If accurate, this development ends a 20-year legal and political odyssey for the former University of South Florida professor, who was accused and pleaded guilty to one count of providing material support for the Palestinian Islamic Jihad in 2006.
Although being deported is generally considered a punitive measure, it was something that Al-Arian knew was going to happen about eight years ago. Frankly, it’s been a bit of an outrage, regardless of how you feel about the man, that it’s taken this long to actually happen. His deportation was delayed mainly because he was asked to testify before a federal grand jury in another case that had nothing to do with him. When he refused to do so, he was found in contempt and later indicted. But nothing ever happened with the case. Finally, after many years, federal prosecutors dropped the case, leading up to today’s deportation.
From what is publicly known, most of that time that Al-Arian has been out of prison and living under house arrest in suburban Virginia.
The Al-Arian saga was one of the biggest stories in Tampa for years — in fact, I called it the No. 1 story of the decade in a piece I wrote back in 2009. But for some readers, it may be a case of “Sami who?” since the saga’s Tampa phase ended nearly nine years ago.
A quick recap: Al-Arian was teaching at USF as a chemical engineering professor in the late ’80s and early ’90s when he and a few others created two Islamic think tanks on the USF campus. After journalist Steven Emerson (who was recently embarrassed after admitting that he made “totally inaccurate” statements about the Muslim community in Birmingham, England, on Fox News) reported about the think tanks, and their possible connections to Middle East terrorists on a PBS special. The most damning allegation was about a man named Ramadan Shallah — who later left the think tank to become the head of the PIJ. The documentary made national news.
Then-USF President Betty Castor called for an investigation, which ultimately exonerated Al-Arian. In 2000 I arrived in town as a reporter and covered the detention hearings of Al-Arian’s brother-in-law, Mazen al-Najjar. Knowing little about his case, I learned in court proceedings that the feds had very little on al-Najjar. It was Al-Arian who was in their cross hairs. Al-Najjar was being detained on “secret evidence,” which critics called un-American.
Al-Najjar was released in December 2000. Everything remained status quo until the 9/11 attacks. That changed a lot of things in America and the world, and they certainly changed for Al-Arian.

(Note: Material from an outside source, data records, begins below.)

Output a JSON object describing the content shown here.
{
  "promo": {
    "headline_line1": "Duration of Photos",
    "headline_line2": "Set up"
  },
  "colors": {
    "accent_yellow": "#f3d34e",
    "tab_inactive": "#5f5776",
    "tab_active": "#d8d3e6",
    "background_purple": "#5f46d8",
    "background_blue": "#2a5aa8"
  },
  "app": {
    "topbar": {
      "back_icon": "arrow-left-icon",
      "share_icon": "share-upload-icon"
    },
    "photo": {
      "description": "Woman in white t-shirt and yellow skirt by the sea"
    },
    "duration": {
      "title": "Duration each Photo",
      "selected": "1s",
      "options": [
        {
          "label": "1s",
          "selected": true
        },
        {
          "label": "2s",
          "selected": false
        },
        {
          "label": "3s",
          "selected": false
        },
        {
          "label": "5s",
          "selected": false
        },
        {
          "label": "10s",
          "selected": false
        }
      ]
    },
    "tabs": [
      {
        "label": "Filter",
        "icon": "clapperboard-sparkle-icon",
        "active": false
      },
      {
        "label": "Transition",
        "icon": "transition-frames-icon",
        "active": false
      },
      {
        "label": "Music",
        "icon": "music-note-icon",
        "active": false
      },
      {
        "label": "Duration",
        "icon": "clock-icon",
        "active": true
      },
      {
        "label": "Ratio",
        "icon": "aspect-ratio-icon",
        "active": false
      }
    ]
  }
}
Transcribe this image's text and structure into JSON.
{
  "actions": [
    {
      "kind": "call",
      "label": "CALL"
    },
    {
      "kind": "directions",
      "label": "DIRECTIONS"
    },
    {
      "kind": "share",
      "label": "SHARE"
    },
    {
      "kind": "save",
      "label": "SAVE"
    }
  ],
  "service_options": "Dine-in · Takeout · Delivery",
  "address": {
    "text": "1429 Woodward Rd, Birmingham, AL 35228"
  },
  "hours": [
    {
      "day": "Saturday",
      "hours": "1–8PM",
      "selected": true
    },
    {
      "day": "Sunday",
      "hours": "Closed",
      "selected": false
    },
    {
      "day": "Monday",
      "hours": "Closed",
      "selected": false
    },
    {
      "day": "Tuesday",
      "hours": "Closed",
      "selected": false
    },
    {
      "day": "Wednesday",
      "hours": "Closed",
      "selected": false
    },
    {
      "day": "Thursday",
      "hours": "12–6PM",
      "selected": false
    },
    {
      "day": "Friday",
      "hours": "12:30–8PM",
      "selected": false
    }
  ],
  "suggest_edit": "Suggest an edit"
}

He appeared on Bill O’Reilly‘s Fox News Channel show two weeks after 9/11, and while he remained mostly passive O’Reilly aggressively recited the previous allegations against him. USF was then besieged by angry calls and emails, calling for his ouster. USF announced they were suspending him with pay two days later, though it was humorous to hear that it was because of “comments” he made on the program since he had said very little. But what people heard from O’Reilly they did not like.
USF ultimately fired Al-Arian two months later, and in February of 2003 he was arrested with three others and charged in a 50-count indictment with assisting the PIJ.
His trial finally began in June of 2005, and it did not go well for the feds. On Dec. 13, 2005, the federal jury in Tampa acquitted Al-Arian on eight of 17 counts and deadlocked on the others with 10-2 favoring acquittal.
But Al-Arian was not freed from jail. In February 2006, he admitted to one count of conspiracy to contribute services to or for the benefit of the PIJ. For his detractors, it was a literal admission of guilt, case closed. For his supporters, it was seen as a step toward establishing a specific date for his release.
That release hasn’t come until now. It will always remain a controversial case. Al-Arian has plenty of friends in Tampa who think he was railroaded. Others say the evidence is obvious, as was his pleading guilty.
He and his family will now try to resume a life in Turkey.
In other news …
Last week Pinellas County Sheriff Bob Gualtieri sounded pretty darned positive about Jeff Brandes proposed bill in the Florida Senate on medical marijuana, a surprise considering his vehement opposition to Amendment 2 last year. Tuesday he said he could never support a medical pot bill that allowed people to smoke the herb versus taking it in a pill or oil form.
Marco Rubio hasn’t toned down his opposition to President Barack Obama‘s diplomatic breakthrough with Cuba. But he did seem happy at the end of a 3. 5 hour hearing on U.S. Cuban policy in Washington Tuesday, saying he it was the most extensive policy event regarding Cuba since he was elected to the Senate in 2010.
Now that same-sex marriage is legal in Florida, most people are OK with it, right? Uh, not exactly, according to a St. Pete Polls survey taken for SaintPetersBlog that was released Tuesday.